Sometimes I feel like I’m the last person to find things out. Apparently, using bubble wrap for insulating greenhouse windows has been going on for YEARS. I still wouldn’t know, except that as dear hubby was cleaning out the garage from all of the work on the pool he was deciding what to do with the huge roll of bubble wrap he had purchased to help insulate the pool. He came in and kindly remarked that he had heard that “a lot of gardeners use it to cover their greenhouse windows in the winter, would you be interested?” I suppose that is one of the attributes that makes him such an inventive engineer. He’ll research what people do with bubble wrap, then formulate his own ideas!
To be honest, if I had run across the idea in the past, I might have thought of it as tacky. Plastic is not highly thought of by those with *ahem* discriminating tastes. But here I was being offered a big roll right in my own kitchen, and it had been down to 8 degrees Fahrenheit outside at night. I’m supposed to be cold treating my greenhouse tomatoes, but not at temperatures quite as low as the greenhouse has been the last couple of nights. Some quick research showed me how we might apply it.
My 6’2″ son was home on college break from classes and doing some work for me. He is also studying engineering and loves to be precise in measurement. I know. It’s not fair. He listened to my plan, then added a couple of good ideas of his own. We were pleased to note that my bubble wrap was that with larger bubbles, which is supposed to provide better insulation than the smaller bubbles. I think it is also easier on the eyes.
- First, he wiped down the inside of the windows just enough to remove any grit that might keep the bubble wrap from making good contact with the glass. I may not have the standard glass house, but I have plenty of windows in my greenhouse!

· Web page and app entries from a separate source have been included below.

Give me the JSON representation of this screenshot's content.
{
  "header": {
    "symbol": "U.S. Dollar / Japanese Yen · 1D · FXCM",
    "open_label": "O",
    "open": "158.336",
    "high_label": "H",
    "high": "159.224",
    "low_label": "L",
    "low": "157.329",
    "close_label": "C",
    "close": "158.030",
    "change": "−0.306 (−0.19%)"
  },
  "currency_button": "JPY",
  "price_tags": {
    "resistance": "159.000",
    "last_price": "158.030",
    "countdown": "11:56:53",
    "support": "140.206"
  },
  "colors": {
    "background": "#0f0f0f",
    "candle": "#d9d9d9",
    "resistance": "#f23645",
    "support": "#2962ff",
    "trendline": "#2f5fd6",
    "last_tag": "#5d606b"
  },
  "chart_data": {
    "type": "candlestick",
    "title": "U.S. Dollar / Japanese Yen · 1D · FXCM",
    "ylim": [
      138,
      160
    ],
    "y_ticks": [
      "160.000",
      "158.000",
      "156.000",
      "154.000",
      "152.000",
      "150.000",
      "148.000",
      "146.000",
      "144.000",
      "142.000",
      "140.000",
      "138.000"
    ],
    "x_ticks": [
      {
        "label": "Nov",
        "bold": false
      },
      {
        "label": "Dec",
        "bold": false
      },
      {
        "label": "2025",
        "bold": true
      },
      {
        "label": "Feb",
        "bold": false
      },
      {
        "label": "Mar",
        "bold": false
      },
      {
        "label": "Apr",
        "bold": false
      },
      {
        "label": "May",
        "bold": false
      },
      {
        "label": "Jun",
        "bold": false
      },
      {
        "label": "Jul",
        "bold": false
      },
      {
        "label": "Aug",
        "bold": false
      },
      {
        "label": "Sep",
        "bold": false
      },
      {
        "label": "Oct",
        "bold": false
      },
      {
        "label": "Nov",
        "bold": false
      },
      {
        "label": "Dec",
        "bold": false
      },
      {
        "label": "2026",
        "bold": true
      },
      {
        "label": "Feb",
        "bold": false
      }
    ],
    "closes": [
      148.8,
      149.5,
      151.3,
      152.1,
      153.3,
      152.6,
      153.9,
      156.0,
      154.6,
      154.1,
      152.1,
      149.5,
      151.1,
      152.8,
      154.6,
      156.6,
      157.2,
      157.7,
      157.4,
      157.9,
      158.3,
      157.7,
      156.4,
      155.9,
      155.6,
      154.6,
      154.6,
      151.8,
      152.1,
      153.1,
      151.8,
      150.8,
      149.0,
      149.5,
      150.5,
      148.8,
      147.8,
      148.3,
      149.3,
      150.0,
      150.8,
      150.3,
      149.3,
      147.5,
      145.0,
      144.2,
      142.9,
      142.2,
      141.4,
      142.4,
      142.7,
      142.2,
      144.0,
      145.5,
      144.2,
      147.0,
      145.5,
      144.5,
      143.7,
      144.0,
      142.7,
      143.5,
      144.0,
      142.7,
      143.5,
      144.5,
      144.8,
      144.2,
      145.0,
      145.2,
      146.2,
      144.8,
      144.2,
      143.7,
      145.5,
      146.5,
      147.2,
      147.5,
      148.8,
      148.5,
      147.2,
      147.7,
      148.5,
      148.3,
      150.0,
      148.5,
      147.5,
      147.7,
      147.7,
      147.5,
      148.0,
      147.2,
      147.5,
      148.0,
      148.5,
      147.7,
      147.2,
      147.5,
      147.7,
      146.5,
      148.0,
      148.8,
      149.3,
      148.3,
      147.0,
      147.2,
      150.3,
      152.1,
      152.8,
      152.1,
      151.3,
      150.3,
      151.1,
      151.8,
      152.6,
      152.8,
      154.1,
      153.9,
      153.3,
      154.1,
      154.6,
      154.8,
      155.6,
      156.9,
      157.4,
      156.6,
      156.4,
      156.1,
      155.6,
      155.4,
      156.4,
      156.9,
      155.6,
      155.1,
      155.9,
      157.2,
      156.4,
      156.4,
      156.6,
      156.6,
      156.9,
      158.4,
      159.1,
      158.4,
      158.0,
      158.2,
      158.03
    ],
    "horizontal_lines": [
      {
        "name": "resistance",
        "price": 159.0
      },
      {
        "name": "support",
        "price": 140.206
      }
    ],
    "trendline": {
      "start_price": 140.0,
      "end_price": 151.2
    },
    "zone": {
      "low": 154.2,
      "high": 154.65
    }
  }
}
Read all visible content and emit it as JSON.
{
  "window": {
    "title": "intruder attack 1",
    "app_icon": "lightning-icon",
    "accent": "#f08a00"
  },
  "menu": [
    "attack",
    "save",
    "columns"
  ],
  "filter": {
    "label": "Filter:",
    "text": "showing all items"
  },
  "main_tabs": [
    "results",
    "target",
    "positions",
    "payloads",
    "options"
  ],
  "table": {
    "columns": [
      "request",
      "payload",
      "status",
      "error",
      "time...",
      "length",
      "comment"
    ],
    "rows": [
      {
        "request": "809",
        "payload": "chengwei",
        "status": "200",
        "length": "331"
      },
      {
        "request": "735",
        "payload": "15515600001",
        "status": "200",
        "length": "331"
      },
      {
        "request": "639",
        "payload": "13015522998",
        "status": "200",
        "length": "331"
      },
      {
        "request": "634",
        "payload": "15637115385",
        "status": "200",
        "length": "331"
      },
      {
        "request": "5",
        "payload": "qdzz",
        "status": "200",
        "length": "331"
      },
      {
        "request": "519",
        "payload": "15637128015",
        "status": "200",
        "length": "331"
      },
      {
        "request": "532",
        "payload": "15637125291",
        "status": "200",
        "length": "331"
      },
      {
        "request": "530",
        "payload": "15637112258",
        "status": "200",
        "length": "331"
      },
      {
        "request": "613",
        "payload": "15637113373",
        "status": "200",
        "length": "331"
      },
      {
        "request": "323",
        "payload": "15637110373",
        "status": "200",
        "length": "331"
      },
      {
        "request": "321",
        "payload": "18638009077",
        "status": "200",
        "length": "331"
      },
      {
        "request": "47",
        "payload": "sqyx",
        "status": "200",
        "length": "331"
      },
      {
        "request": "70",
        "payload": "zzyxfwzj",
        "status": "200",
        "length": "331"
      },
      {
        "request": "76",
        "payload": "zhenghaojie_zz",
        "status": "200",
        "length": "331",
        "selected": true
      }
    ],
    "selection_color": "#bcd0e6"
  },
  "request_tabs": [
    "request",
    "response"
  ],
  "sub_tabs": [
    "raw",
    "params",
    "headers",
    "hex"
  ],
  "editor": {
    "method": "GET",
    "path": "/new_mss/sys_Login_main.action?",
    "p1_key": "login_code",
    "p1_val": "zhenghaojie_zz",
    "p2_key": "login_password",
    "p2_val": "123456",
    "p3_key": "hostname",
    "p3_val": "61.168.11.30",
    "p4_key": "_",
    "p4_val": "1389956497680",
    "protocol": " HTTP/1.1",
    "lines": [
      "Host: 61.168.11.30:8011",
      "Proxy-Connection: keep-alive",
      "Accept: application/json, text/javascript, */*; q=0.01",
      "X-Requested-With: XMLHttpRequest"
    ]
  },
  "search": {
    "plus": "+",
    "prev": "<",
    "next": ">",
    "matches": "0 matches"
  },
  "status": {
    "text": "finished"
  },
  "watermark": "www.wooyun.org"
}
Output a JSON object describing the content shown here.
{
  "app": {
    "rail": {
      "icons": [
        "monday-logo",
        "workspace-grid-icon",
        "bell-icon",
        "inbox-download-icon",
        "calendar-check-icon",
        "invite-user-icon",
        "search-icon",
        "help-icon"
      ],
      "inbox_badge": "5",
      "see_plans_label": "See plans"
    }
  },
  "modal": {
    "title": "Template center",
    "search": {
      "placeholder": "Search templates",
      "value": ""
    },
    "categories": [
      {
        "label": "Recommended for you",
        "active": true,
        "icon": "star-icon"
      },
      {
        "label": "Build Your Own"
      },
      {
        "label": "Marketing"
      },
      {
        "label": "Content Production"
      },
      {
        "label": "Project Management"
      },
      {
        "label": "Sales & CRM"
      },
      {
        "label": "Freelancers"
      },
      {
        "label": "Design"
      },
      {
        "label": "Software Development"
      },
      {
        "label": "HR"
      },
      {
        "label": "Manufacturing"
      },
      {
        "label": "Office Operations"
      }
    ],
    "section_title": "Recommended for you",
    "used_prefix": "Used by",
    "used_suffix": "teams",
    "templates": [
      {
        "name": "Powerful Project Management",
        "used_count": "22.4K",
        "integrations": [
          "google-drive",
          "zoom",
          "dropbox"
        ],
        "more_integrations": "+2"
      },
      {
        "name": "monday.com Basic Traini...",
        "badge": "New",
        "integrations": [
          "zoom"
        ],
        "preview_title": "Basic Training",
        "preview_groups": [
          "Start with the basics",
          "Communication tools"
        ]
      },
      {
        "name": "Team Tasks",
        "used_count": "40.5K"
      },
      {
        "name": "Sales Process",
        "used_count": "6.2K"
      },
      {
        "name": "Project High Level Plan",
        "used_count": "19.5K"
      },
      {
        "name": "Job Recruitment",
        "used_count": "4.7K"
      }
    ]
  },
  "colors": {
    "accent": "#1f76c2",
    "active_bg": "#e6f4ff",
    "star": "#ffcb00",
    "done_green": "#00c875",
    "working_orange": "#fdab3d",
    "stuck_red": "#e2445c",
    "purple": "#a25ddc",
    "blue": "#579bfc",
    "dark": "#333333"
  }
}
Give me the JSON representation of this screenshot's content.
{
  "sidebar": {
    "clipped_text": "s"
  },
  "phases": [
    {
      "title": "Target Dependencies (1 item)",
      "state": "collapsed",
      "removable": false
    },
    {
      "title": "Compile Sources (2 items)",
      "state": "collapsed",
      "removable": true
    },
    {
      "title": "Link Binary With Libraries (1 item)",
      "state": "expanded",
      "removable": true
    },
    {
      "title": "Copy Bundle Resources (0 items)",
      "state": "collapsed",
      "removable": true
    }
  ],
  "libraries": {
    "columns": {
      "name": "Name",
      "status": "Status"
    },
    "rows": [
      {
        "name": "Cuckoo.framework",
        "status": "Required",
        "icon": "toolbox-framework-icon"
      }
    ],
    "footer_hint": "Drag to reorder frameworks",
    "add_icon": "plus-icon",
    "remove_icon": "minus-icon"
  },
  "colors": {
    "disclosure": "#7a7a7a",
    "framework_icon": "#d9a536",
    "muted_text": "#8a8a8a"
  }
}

- Then, he measured the first window.
- Next, he rolled the bubble wrap out on my new cutting board (for sewing) to measure and cut it. The bubbles are lined up in a way that makes cutting a straight line simple. He wanted to try attaching bubble wrap pieces the entire length of one window, which meant fitting it over the ledge in the middle (where one window section slides over the other). He also cut the bubble wrap large enough that it would flare out some around the edge, providing an extra bit of barrier to air coming through.
- Just before putting up the bubble wrap, he used a spray bottle to mist the glass. Then, he gently pressed the bubble wrap in place, bubble-side to glass. It seemed to work like a sheet of suction cups.
- He tested the non-moving part of the sliding glass door with a scrap of bubble wrap and found that the piece was too thick for the moving section of the door to slide over. We also skipped trying to cover the little triangular windows near the roof line.
When all was covered to our satisfaction, it reminded him of a kaleidoscope, but not as colorful. It made me think of a lightly colored stained glass window or those stacking glass blocks used in bathroom walls. For one moment, all the bubbles looked hexagonal and I was trapped in a giant beehive… but that’s just me. There is still plenty of light getting into the greenhouse from the sun, such as it is this time of year. I’m relying on the grow lights for the plants anyway.
It has been up for one day, as of this writing. The greenhouse thermometer seems to be reading at least 5 degrees warmer than it was in similar outside temperatures. I don’t feel the same cold draft that I was feeling while in the greenhouse or the kitchen next to the open greenhouse. From what I read, it can be saved when taken down in the spring and used several years in a row.
I am considering using what is left of the bubble wrap on some of the bedroom windows in the colder part of the house. Bubble wrap for windows. Who knew? Apparently, everyone except me.